Some people, however, like former CIA official Phillip Mudd, believe that the Islamic State will accelerate their own demise—that though they “can intimidate, they can’t govern, and that will hurt them in the long-term.” Others with this sentiment note that they believe ISIS must expand to retain their sense of inevitability, and that they have been unable to do that in Iraq since U.S. air strikes began. Others note that Syria should just let the situation spiral out on its own, as many Americans note that they are tired of our government trying to manage war-torn countries.

Moving forward, we can expect to see more talks among significant international participants. As decided on September 18, 2015, an international group will meet in October to talk about a peace plan for Syria. Russian deputy foreign minister named participants in this discussion as the United States, Russia, Saudi Arabia, Turkey and Egypt.
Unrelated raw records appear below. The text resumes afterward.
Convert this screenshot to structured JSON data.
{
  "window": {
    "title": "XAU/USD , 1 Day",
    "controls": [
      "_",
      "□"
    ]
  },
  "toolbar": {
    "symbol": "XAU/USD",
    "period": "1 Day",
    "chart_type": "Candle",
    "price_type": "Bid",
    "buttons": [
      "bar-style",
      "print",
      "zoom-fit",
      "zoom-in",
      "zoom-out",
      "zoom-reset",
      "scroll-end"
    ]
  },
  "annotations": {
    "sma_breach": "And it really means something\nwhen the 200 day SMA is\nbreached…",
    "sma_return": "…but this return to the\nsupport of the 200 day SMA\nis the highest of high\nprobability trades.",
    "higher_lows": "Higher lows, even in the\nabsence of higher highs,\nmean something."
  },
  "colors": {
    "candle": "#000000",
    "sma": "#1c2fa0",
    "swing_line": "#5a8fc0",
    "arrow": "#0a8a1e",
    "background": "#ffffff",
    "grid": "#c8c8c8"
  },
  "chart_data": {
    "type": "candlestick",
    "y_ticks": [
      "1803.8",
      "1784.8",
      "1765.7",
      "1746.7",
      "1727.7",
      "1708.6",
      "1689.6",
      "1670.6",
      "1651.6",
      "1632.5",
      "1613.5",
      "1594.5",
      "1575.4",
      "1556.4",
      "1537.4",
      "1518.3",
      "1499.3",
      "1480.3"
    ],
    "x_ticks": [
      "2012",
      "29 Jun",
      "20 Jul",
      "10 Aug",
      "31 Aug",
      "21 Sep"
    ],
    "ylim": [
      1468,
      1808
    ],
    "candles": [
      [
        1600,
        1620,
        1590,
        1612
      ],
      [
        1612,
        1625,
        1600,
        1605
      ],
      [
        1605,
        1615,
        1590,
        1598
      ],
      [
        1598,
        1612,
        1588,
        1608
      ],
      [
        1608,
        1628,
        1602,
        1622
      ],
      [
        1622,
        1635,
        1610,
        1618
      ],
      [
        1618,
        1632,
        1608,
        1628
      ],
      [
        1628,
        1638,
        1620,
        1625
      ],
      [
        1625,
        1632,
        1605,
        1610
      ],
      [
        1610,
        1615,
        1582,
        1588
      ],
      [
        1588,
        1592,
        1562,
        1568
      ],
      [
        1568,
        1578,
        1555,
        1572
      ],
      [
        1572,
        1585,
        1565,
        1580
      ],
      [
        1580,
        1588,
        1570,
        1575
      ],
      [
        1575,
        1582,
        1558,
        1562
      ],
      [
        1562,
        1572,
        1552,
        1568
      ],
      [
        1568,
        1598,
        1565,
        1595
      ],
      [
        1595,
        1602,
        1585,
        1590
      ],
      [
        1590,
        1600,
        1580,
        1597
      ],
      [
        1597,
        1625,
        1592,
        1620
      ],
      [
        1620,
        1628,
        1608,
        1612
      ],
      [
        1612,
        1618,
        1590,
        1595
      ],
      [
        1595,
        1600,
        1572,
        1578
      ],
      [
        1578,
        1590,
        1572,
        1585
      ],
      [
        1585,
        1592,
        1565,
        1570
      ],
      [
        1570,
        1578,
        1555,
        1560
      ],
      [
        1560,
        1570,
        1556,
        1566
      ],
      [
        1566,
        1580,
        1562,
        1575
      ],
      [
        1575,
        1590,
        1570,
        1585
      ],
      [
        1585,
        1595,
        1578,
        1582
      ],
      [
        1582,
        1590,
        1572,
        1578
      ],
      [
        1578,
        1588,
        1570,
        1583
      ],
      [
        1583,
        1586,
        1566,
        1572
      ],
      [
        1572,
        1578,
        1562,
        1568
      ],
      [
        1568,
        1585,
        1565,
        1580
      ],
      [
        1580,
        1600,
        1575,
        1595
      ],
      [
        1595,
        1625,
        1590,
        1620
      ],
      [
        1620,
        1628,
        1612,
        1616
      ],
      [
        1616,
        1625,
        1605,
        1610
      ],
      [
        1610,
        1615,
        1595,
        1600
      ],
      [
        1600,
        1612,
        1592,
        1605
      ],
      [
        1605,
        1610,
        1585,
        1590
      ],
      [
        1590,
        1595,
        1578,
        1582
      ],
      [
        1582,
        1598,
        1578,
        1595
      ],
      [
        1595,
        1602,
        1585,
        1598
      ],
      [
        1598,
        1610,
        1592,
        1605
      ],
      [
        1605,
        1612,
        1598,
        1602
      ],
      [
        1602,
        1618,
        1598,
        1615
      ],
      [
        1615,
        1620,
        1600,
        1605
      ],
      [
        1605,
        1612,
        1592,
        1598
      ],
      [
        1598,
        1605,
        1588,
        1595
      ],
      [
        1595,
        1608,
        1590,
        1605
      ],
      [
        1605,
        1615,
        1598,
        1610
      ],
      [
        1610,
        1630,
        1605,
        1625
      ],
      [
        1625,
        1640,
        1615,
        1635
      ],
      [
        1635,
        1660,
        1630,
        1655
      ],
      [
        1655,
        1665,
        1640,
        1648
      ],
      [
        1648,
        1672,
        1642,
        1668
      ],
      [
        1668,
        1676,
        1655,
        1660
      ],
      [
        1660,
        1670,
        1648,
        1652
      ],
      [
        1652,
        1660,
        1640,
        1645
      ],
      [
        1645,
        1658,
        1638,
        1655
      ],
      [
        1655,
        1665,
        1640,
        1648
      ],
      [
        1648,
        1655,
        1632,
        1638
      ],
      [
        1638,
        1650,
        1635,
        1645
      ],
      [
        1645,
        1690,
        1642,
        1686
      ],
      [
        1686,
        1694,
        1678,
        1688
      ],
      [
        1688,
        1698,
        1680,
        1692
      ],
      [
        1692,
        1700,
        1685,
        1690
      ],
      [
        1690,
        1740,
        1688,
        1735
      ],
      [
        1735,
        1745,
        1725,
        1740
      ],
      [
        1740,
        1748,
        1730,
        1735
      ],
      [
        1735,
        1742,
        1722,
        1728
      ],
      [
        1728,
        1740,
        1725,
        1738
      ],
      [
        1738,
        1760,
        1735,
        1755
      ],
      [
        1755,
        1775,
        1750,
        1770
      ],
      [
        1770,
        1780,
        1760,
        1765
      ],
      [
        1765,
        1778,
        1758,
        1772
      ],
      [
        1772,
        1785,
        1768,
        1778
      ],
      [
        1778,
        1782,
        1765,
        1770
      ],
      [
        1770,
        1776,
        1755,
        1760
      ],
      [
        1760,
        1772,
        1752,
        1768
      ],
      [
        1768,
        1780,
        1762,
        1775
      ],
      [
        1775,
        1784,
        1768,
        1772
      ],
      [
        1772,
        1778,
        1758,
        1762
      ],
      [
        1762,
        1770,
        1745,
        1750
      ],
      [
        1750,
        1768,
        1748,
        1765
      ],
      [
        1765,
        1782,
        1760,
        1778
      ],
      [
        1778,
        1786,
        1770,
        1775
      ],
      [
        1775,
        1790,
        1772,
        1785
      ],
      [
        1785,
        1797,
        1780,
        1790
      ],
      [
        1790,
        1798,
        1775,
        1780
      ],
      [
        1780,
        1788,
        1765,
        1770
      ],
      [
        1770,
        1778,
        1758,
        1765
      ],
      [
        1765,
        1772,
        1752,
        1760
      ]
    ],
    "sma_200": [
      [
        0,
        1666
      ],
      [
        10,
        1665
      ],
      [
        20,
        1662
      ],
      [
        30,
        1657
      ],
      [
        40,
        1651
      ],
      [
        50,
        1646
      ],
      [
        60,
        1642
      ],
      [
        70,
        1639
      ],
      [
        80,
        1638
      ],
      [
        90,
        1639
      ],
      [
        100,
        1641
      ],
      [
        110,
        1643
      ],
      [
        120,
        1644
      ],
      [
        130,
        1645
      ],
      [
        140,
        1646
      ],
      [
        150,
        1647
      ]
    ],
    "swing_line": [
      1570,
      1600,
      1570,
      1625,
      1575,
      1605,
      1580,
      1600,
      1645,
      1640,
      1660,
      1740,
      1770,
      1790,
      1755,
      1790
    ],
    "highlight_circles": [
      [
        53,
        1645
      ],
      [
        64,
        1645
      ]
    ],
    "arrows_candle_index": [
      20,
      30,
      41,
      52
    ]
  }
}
As the situation moves forward, it is imperative to continue to address and reassess a couple of questions: Is the current U.S. response adequate to combat the threat that the Islamic State presents in Syria and possibly to the United States? Should our interaction with the Islamic State in Syria take precedence over other significant matters in the region, such as Iran’s nuclear program or Israeli-Palestinian relations?


[Image credit:]

More to Discover
Activate Search
Breakdown of the Syrian Civil War: How Did It Start and What Does It Mean for the United States?